Candide No. 6 — 10/2012 — Analysis

Tanja Herdt
The McAppy Project:
How Cedric Price Brought Systems-Thinking to Modern Architecture

The reputation of the British architect Cedric Price as a radical innovator within his discipline remains largely based on the Fun Palace project (ca. 1963–1965). Drawing on as yet unpublished archival material, this article explores the further development of Price’s work in the McAppy project (1973–1975). Therein he employed concepts drawn from systems theory and cybernetics in order to develop a user-oriented architecture. He interpreted the city as a social and built system that is continually being reshaped by the activities of its inhabitants, by artifacts, and by technologies. The aim of the McAppy project and many of his subsequent projects was to deploy organizational instruments and spatial interventions in order to offer opportunities such that people could shape their environment independently. Price expanded the discipline of architecture by introducing a new approach to design, which was based on viewing the city as a cultural product shaped by the interdependencies of its inhabitants and technical artifacts.

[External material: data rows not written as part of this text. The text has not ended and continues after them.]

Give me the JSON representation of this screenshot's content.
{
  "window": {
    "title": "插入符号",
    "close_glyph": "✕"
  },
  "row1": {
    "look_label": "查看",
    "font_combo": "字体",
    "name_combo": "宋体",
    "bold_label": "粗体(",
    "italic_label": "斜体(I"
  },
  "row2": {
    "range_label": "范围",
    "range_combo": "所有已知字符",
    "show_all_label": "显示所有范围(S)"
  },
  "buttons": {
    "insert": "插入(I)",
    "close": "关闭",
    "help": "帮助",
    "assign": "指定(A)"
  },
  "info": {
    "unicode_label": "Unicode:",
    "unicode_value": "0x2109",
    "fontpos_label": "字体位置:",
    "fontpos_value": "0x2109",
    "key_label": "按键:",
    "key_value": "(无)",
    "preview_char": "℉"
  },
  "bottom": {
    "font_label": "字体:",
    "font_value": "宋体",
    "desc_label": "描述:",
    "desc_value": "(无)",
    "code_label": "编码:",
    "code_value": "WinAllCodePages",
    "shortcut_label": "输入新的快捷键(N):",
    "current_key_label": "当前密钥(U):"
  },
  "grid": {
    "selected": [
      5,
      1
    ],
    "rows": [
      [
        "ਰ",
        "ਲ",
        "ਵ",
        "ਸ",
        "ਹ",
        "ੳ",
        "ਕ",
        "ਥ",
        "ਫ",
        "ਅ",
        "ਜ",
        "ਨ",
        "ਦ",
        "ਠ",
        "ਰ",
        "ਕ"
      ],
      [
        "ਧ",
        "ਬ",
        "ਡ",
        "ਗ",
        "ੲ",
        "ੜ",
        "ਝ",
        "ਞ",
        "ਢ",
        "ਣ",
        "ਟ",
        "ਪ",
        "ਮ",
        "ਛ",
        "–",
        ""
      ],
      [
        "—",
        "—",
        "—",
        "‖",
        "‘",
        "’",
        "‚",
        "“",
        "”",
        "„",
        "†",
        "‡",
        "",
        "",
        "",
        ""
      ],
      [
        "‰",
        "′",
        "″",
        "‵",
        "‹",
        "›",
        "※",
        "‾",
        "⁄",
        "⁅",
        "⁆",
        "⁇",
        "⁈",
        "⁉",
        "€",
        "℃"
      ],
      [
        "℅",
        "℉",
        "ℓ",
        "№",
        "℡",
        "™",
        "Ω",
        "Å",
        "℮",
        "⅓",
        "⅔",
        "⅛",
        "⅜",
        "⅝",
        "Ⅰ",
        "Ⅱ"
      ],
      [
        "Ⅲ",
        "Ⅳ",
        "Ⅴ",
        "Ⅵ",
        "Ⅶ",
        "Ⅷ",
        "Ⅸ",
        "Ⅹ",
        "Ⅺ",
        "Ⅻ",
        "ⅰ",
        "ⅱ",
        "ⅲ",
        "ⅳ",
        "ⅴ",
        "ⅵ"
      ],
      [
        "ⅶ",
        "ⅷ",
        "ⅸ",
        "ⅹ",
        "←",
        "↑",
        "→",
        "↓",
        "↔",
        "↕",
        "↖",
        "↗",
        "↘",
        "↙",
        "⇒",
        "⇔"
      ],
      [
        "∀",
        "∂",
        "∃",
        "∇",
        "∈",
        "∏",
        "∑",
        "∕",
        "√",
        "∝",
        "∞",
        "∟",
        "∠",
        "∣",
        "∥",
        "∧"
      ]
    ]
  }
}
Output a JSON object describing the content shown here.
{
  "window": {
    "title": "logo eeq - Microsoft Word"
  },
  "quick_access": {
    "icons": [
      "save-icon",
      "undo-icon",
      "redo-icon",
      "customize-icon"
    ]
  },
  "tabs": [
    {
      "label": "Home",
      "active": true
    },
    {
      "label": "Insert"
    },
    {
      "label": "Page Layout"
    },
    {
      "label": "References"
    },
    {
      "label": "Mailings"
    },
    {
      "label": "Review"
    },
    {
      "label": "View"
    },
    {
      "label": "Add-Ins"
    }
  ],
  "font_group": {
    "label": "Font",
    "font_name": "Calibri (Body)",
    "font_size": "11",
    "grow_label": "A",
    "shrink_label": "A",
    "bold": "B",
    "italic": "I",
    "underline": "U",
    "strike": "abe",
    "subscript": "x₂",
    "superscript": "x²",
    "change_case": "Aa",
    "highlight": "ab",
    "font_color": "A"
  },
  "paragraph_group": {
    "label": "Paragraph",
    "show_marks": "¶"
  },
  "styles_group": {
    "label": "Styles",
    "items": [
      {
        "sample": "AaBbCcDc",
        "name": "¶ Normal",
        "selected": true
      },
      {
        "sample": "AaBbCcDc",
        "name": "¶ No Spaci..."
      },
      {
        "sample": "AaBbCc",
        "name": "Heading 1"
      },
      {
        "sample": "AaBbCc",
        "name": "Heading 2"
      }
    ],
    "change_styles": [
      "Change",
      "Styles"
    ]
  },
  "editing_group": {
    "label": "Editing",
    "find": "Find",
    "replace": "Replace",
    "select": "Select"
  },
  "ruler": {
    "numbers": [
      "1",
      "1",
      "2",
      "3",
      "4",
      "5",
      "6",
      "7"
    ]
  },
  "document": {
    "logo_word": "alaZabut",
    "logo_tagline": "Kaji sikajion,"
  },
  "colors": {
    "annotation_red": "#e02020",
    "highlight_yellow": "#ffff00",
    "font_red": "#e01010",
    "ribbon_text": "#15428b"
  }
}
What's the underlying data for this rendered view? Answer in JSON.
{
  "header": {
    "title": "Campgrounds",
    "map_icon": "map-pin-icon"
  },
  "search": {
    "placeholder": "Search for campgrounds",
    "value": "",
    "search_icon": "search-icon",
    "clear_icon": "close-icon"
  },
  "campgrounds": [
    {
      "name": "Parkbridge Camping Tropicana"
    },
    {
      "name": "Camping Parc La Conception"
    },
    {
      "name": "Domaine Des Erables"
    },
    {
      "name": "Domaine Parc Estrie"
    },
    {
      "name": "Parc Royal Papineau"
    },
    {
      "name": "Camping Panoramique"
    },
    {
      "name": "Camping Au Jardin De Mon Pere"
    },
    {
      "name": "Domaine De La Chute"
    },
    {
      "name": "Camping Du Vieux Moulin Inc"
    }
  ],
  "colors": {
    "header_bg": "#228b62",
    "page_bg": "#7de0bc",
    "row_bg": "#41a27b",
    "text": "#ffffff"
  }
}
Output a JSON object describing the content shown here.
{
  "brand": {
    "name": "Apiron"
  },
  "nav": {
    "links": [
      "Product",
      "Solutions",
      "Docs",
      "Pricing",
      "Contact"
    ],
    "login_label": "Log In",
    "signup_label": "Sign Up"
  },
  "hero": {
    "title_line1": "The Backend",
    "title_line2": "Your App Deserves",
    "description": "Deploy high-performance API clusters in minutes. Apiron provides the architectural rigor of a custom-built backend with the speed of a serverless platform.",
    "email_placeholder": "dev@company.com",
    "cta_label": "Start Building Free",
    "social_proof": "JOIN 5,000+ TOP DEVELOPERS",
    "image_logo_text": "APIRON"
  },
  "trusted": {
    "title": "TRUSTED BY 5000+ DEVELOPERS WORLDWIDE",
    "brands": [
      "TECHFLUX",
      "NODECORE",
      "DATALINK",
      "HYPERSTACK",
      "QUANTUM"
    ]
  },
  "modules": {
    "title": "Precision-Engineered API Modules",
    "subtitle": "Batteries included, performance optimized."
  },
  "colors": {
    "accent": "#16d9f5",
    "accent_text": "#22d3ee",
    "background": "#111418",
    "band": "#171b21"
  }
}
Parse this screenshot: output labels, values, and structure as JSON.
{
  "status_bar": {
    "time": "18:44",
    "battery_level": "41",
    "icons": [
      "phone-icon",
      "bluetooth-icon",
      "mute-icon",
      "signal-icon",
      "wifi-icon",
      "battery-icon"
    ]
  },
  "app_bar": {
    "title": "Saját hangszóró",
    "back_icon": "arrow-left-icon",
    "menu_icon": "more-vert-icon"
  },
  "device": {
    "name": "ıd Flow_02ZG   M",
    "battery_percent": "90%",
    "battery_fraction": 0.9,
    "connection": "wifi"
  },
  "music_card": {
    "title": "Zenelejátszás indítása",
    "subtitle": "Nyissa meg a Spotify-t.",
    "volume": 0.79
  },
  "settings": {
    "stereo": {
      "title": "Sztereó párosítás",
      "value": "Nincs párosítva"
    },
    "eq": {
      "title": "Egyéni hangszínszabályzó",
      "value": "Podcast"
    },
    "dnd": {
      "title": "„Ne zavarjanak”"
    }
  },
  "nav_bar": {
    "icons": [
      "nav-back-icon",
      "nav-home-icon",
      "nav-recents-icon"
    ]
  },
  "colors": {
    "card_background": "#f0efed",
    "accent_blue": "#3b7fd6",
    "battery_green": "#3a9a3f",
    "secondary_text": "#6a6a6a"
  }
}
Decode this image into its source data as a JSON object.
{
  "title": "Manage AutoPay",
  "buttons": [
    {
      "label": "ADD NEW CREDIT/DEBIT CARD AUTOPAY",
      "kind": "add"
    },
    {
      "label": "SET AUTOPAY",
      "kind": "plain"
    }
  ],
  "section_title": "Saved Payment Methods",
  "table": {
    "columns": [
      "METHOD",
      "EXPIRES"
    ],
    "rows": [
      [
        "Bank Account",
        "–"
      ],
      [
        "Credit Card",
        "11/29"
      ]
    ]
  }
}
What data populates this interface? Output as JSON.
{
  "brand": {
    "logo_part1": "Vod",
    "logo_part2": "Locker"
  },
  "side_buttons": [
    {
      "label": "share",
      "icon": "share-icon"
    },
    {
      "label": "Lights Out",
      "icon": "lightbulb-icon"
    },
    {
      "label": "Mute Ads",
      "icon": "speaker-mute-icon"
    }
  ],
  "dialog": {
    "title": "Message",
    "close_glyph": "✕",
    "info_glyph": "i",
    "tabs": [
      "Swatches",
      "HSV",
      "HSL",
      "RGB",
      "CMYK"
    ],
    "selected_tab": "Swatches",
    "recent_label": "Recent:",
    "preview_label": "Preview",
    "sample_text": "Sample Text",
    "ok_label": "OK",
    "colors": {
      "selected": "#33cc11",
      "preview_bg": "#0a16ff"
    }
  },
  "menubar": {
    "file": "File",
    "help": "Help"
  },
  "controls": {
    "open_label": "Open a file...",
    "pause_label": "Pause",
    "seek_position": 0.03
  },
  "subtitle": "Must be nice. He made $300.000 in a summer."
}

Candide No. 6, 10/2012

Pages 45–72

Cedric Price, The Angle Court Story [detail], 1973–1975.
Cedric Price, The Angle Court Story [detail], 1973–1975.
Copyright: Centre Canadien d'Architecture/Canadian Center for Architecture, Montréal

Download (pdf) 4.29 MB